2. To look even further ahead and to overcome the complexity issues inherent in staged lean combustors. The TECC-AE project will also aim to design and assess an innovative, compact, lighter and simplified lean combustion combustor concept, and to develop a compact Ultra Low NOx (ULN) injection system.

Description of Work

To achieve an 80% reduction in NOx emissions for a commercial engine by 2020 without compromising operability and CO/UHC emissions it is also necessary to address in parallel the industrialisation of the system. This means there is a need to take into account weight, simplification and cost issues to deliver a solution that is easy to produce and then maintain.

The TECC-AE approach will be worked in parallel:

1. the development of the technology to guarantee an 80% reduction in NOx emissions;

2. the overall design of the combustor and injection system to achieve a simpler, lighter and more economic lean combustion system.

TECC-AE has been divided into four main technical work packages:

- Enhanced operability for staged injection systems;

- Thermal management;

- Sensitivity to unsteady features;

- Innovative technologies.

Three additional work packages are included: the first will be dedicated to the management of the project, and the last two to the exploitation and the dissemination. Regarding the exploitation, the complete synthesis and assessment of lean combustion regarding the ACARE 2020 objectives will be done by taking into account the results of previous projects as well as the TECC-AE outputs.
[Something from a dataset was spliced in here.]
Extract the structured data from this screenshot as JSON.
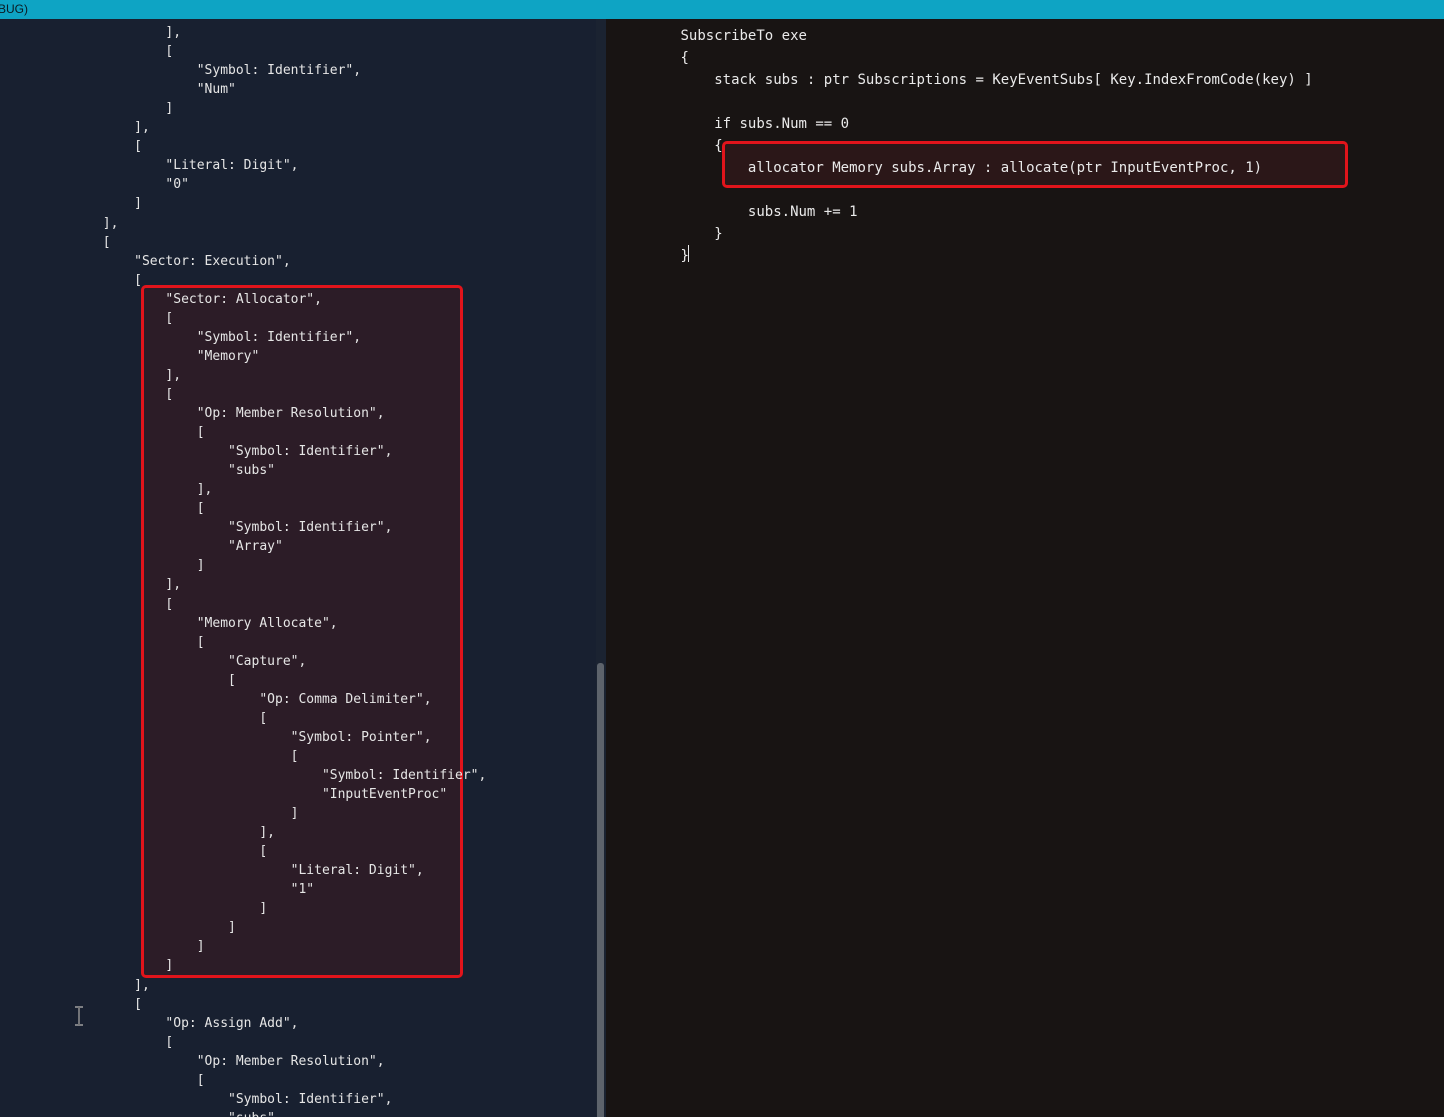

The strategy and the main principles on how to design the best combustor, taking into account all the available knowledge, will then be established.
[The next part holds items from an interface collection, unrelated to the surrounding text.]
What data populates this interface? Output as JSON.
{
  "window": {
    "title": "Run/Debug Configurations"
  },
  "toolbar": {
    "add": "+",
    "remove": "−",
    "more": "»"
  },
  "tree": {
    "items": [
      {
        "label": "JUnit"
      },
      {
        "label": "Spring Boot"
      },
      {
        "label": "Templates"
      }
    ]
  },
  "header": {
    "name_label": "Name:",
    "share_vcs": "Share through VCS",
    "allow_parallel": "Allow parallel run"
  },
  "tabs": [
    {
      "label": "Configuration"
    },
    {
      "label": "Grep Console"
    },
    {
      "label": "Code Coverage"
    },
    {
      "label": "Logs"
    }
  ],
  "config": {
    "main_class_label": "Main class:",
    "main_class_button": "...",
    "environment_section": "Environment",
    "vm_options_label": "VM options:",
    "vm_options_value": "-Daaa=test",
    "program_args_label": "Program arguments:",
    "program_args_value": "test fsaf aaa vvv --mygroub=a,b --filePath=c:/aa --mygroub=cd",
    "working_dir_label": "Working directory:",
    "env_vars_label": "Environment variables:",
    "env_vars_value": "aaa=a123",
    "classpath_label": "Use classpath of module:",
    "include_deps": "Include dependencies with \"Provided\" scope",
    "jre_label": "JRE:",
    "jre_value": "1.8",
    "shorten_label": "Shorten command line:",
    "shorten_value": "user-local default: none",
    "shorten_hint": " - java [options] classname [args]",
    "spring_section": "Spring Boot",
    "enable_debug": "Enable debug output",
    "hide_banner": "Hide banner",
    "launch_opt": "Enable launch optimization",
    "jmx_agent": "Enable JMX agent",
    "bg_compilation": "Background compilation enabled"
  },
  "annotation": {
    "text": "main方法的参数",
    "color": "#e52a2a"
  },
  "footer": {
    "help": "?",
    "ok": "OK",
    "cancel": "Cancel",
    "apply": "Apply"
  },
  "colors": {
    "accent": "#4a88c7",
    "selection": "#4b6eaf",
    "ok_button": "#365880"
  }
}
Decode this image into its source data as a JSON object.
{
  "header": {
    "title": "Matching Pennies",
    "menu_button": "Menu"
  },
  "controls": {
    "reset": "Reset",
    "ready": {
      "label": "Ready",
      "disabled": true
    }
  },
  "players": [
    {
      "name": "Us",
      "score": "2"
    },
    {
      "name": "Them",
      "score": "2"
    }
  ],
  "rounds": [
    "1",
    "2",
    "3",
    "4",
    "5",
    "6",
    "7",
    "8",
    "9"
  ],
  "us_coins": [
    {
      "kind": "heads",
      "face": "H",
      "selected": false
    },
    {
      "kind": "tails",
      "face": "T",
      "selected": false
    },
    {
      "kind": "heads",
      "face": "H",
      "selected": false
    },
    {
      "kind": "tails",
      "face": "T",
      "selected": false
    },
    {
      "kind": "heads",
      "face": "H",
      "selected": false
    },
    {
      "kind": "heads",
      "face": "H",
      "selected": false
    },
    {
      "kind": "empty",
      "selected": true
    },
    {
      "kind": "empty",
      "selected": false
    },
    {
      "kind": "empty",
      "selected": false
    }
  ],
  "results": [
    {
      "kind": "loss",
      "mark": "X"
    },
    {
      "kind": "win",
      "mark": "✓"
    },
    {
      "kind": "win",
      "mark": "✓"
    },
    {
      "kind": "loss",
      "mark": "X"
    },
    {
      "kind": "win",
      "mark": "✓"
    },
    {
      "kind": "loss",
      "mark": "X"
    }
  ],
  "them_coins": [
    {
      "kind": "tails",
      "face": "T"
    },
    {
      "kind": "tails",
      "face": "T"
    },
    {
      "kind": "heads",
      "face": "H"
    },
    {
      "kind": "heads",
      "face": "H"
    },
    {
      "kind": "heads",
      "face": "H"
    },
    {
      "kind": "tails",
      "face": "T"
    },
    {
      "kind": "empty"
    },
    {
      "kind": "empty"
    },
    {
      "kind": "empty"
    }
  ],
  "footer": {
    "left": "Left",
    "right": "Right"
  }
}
Expected Results

TECC-AE will have a major impact on short and long-term engine manufacturer competitiveness as it will provide:

- an acceleration towards the entry into service for lean technologies based on internally staged injection systems;

- knowledge and material for optimising the relevance of the technological strategy developed during the R&T phase to gain excellent performance (both operational and environmental) while maintaining exploitation costs at market acceptance levels;

- an increase of the technology robustness regarding some vital trade-off (NOx emissions reduction/combustor durability, transient operations/coking, CO-UHC emissions/NOx emissions);

- knowledge and multi-physics CFD methodology for scaling technology and for carrying out performance optimisation for the whole combustion system, ensuring that the product will have optimal environmental and operational performance;

- an extension of the acquired knowledge to the problem of lean combustion and its embodiment into a more or less automatic system, (which is of vital importance for ensuring that the combustion system will be designed within the shortest possible time, and will fully meet its operational and environmental objective performance).